**Your objective:** Retype the entries exactly; omit all pictures.

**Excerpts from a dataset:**
┌──
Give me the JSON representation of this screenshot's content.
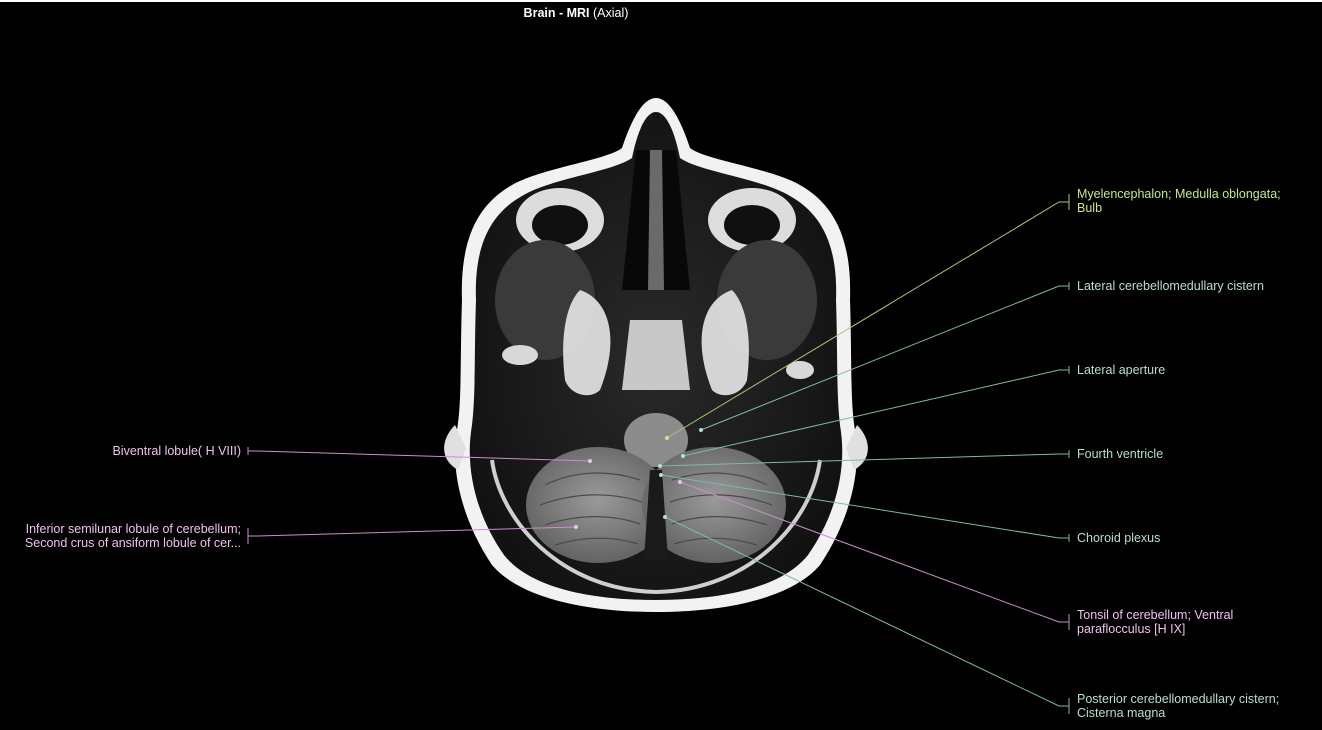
{
  "header": {
    "title_region": "Brain",
    "title_sep": " - ",
    "title_modality": "MRI",
    "title_view": " (Axial)"
  },
  "image": {
    "description_icon": "axial-brain-mri-icon"
  },
  "colors": {
    "green_label": "#c6e68c",
    "teal_label": "#b6ddd6",
    "pink_label": "#efc0ef",
    "green_line": "#a8c878",
    "teal_line": "#7fb8ac",
    "pink_line": "#c890c8"
  },
  "labels": {
    "right": [
      {
        "line1": "Myelencephalon; Medulla oblongata;",
        "line2": "Bulb",
        "color": "#c6e68c"
      },
      {
        "line1": "Lateral cerebellomedullary cistern",
        "line2": "",
        "color": "#b6ddd6"
      },
      {
        "line1": "Lateral aperture",
        "line2": "",
        "color": "#b6ddd6"
      },
      {
        "line1": "Fourth ventricle",
        "line2": "",
        "color": "#b6ddd6"
      },
      {
        "line1": "Choroid plexus",
        "line2": "",
        "color": "#b6ddd6"
      },
      {
        "line1": "Tonsil of cerebellum; Ventral",
        "line2": "paraflocculus [H IX]",
        "color": "#efc0ef"
      },
      {
        "line1": "Posterior cerebellomedullary cistern;",
        "line2": "Cisterna magna",
        "color": "#b6ddd6"
      }
    ],
    "left": [
      {
        "line1": "Biventral lobule( H VIII)",
        "line2": "",
        "color": "#efc0ef"
      },
      {
        "line1": "Inferior semilunar lobule of cerebellum;",
        "line2": "Second crus of ansiform lobule of cer...",
        "color": "#efc0ef"
      }
    ]
  }
}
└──
**Task answer:**
Give me the JSON representation of this screenshot's content.
{
  "header": {
    "title_region": "Brain",
    "title_sep": " - ",
    "title_modality": "MRI",
    "title_view": " (Axial)"
  },
  "image": {
    "description_icon": "axial-brain-mri-icon"
  },
  "colors": {
    "green_label": "#c6e68c",
    "teal_label": "#b6ddd6",
    "pink_label": "#efc0ef",
    "green_line": "#a8c878",
    "teal_line": "#7fb8ac",
    "pink_line": "#c890c8"
  },
  "labels": {
    "right": [
      {
        "line1": "Myelencephalon; Medulla oblongata;",
        "line2": "Bulb",
        "color": "#c6e68c"
      },
      {
        "line1": "Lateral cerebellomedullary cistern",
        "line2": "",
        "color": "#b6ddd6"
      },
      {
        "line1": "Lateral aperture",
        "line2": "",
        "color": "#b6ddd6"
      },
      {
        "line1": "Fourth ventricle",
        "line2": "",
        "color": "#b6ddd6"
      },
      {
        "line1": "Choroid plexus",
        "line2": "",
        "color": "#b6ddd6"
      },
      {
        "line1": "Tonsil of cerebellum; Ventral",
        "line2": "paraflocculus [H IX]",
        "color": "#efc0ef"
      },
      {
        "line1": "Posterior cerebellomedullary cistern;",
        "line2": "Cisterna magna",
        "color": "#b6ddd6"
      }
    ],
    "left": [
      {
        "line1": "Biventral lobule( H VIII)",
        "line2": "",
        "color": "#efc0ef"
      },
      {
        "line1": "Inferior semilunar lobule of cerebellum;",
        "line2": "Second crus of ansiform lobule of cer...",
        "color": "#efc0ef"
      }
    ]
  }
}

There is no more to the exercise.